Assigned task: Word for word, restate the records that follow.

Provided records:
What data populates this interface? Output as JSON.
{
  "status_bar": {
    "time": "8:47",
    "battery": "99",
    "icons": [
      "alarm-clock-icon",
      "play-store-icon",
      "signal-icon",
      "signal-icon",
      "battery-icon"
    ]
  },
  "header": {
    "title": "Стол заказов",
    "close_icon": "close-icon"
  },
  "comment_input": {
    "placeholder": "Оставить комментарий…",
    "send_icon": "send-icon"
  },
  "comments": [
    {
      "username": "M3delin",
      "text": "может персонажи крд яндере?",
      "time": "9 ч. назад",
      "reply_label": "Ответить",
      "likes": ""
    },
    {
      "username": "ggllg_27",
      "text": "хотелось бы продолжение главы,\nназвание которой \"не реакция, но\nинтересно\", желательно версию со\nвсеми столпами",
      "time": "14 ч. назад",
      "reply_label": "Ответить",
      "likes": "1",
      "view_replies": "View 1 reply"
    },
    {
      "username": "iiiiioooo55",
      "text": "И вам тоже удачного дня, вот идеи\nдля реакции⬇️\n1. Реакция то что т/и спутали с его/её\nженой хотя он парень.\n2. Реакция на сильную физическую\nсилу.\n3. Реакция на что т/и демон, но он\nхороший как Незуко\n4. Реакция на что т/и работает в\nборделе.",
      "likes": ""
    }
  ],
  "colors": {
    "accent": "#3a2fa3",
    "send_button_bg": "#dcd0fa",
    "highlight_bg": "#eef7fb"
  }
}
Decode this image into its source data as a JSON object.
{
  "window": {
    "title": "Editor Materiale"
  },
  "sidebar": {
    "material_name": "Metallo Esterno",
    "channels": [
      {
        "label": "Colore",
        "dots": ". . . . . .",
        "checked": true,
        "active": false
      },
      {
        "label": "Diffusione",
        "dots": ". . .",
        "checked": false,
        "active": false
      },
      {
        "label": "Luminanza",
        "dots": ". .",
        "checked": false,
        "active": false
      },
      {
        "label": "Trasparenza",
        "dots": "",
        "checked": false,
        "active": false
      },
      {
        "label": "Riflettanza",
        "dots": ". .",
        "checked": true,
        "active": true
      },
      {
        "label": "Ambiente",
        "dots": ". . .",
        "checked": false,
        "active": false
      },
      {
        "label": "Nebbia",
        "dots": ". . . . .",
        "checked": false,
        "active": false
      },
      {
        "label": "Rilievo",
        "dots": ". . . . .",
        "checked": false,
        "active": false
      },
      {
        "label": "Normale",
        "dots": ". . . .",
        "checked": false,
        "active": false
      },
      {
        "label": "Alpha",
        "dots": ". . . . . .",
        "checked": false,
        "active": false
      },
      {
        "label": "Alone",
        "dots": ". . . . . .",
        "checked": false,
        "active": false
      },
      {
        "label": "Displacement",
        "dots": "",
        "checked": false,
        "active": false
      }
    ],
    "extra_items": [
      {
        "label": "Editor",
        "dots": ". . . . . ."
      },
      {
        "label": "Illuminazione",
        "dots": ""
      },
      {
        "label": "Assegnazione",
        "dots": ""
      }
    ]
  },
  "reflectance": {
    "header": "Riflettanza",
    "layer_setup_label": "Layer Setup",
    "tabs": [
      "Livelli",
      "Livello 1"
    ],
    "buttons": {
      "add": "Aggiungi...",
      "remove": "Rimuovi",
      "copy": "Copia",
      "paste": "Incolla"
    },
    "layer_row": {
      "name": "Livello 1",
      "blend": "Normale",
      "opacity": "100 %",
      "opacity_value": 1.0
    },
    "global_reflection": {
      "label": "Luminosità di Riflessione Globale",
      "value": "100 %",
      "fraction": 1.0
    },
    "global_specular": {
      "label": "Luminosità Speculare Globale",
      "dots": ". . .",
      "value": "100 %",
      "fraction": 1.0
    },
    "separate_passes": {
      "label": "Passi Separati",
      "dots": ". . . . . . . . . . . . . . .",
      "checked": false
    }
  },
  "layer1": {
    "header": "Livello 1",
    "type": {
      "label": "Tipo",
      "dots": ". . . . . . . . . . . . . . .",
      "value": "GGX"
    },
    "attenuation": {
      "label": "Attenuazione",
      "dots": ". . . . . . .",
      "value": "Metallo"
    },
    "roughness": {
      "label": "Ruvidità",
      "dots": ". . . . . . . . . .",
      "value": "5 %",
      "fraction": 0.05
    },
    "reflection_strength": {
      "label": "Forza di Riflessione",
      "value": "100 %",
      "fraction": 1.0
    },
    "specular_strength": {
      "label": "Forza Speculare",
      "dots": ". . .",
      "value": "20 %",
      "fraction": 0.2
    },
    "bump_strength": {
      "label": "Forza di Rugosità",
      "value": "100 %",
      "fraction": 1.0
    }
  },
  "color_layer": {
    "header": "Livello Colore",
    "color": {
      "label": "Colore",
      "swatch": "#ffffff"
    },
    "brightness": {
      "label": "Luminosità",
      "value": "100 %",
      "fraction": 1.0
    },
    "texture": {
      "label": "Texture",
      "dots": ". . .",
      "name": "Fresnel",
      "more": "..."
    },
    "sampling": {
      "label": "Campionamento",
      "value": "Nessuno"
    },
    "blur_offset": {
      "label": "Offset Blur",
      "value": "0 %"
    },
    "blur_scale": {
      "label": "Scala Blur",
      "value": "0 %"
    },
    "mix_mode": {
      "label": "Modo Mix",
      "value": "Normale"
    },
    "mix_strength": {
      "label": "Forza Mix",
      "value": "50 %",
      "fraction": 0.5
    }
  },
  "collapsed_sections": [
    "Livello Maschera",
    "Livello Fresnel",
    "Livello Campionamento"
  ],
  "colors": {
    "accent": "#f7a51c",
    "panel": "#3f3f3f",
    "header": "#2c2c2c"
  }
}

Response to the task:
What data populates this interface? Output as JSON.
{
  "status_bar": {
    "time": "8:47",
    "battery": "99",
    "icons": [
      "alarm-clock-icon",
      "play-store-icon",
      "signal-icon",
      "signal-icon",
      "battery-icon"
    ]
  },
  "header": {
    "title": "Стол заказов",
    "close_icon": "close-icon"
  },
  "comment_input": {
    "placeholder": "Оставить комментарий…",
    "send_icon": "send-icon"
  },
  "comments": [
    {
      "username": "M3delin",
      "text": "может персонажи крд яндере?",
      "time": "9 ч. назад",
      "reply_label": "Ответить",
      "likes": ""
    },
    {
      "username": "ggllg_27",
      "text": "хотелось бы продолжение главы,\nназвание которой \"не реакция, но\nинтересно\", желательно версию со\nвсеми столпами",
      "time": "14 ч. назад",
      "reply_label": "Ответить",
      "likes": "1",
      "view_replies": "View 1 reply"
    },
    {
      "username": "iiiiioooo55",
      "text": "И вам тоже удачного дня, вот идеи\nдля реакции⬇️\n1. Реакция то что т/и спутали с его/её\nженой хотя он парень.\n2. Реакция на сильную физическую\nсилу.\n3. Реакция на что т/и демон, но он\nхороший как Незуко\n4. Реакция на что т/и работает в\nборделе.",
      "likes": ""
    }
  ],
  "colors": {
    "accent": "#3a2fa3",
    "send_button_bg": "#dcd0fa",
    "highlight_bg": "#eef7fb"
  }
}
Decode this image into its source data as a JSON object.
{
  "window": {
    "title": "Editor Materiale"
  },
  "sidebar": {
    "material_name": "Metallo Esterno",
    "channels": [
      {
        "label": "Colore",
        "dots": ". . . . . .",
        "checked": true,
        "active": false
      },
      {
        "label": "Diffusione",
        "dots": ". . .",
        "checked": false,
        "active": false
      },
      {
        "label": "Luminanza",
        "dots": ". .",
        "checked": false,
        "active": false
      },
      {
        "label": "Trasparenza",
        "dots": "",
        "checked": false,
        "active": false
      },
      {
        "label": "Riflettanza",
        "dots": ". .",
        "checked": true,
        "active": true
      },
      {
        "label": "Ambiente",
        "dots": ". . .",
        "checked": false,
        "active": false
      },
      {
        "label": "Nebbia",
        "dots": ". . . . .",
        "checked": false,
        "active": false
      },
      {
        "label": "Rilievo",
        "dots": ". . . . .",
        "checked": false,
        "active": false
      },
      {
        "label": "Normale",
        "dots": ". . . .",
        "checked": false,
        "active": false
      },
      {
        "label": "Alpha",
        "dots": ". . . . . .",
        "checked": false,
        "active": false
      },
      {
        "label": "Alone",
        "dots": ". . . . . .",
        "checked": false,
        "active": false
      },
      {
        "label": "Displacement",
        "dots": "",
        "checked": false,
        "active": false
      }
    ],
    "extra_items": [
      {
        "label": "Editor",
        "dots": ". . . . . ."
      },
      {
        "label": "Illuminazione",
        "dots": ""
      },
      {
        "label": "Assegnazione",
        "dots": ""
      }
    ]
  },
  "reflectance": {
    "header": "Riflettanza",
    "layer_setup_label": "Layer Setup",
    "tabs": [
      "Livelli",
      "Livello 1"
    ],
    "buttons": {
      "add": "Aggiungi...",
      "remove": "Rimuovi",
      "copy": "Copia",
      "paste": "Incolla"
    },
    "layer_row": {
      "name": "Livello 1",
      "blend": "Normale",
      "opacity": "100 %",
      "opacity_value": 1.0
    },
    "global_reflection": {
      "label": "Luminosità di Riflessione Globale",
      "value": "100 %",
      "fraction": 1.0
    },
    "global_specular": {
      "label": "Luminosità Speculare Globale",
      "dots": ". . .",
      "value": "100 %",
      "fraction": 1.0
    },
    "separate_passes": {
      "label": "Passi Separati",
      "dots": ". . . . . . . . . . . . . . .",
      "checked": false
    }
  },
  "layer1": {
    "header": "Livello 1",
    "type": {
      "label": "Tipo",
      "dots": ". . . . . . . . . . . . . . .",
      "value": "GGX"
    },
    "attenuation": {
      "label": "Attenuazione",
      "dots": ". . . . . . .",
      "value": "Metallo"
    },
    "roughness": {
      "label": "Ruvidità",
      "dots": ". . . . . . . . . .",
      "value": "5 %",
      "fraction": 0.05
    },
    "reflection_strength": {
      "label": "Forza di Riflessione",
      "value": "100 %",
      "fraction": 1.0
    },
    "specular_strength": {
      "label": "Forza Speculare",
      "dots": ". . .",
      "value": "20 %",
      "fraction": 0.2
    },
    "bump_strength": {
      "label": "Forza di Rugosità",
      "value": "100 %",
      "fraction": 1.0
    }
  },
  "color_layer": {
    "header": "Livello Colore",
    "color": {
      "label": "Colore",
      "swatch": "#ffffff"
    },
    "brightness": {
      "label": "Luminosità",
      "value": "100 %",
      "fraction": 1.0
    },
    "texture": {
      "label": "Texture",
      "dots": ". . .",
      "name": "Fresnel",
      "more": "..."
    },
    "sampling": {
      "label": "Campionamento",
      "value": "Nessuno"
    },
    "blur_offset": {
      "label": "Offset Blur",
      "value": "0 %"
    },
    "blur_scale": {
      "label": "Scala Blur",
      "value": "0 %"
    },
    "mix_mode": {
      "label": "Modo Mix",
      "value": "Normale"
    },
    "mix_strength": {
      "label": "Forza Mix",
      "value": "50 %",
      "fraction": 0.5
    }
  },
  "collapsed_sections": [
    "Livello Maschera",
    "Livello Fresnel",
    "Livello Campionamento"
  ],
  "colors": {
    "accent": "#f7a51c",
    "panel": "#3f3f3f",
    "header": "#2c2c2c"
  }
}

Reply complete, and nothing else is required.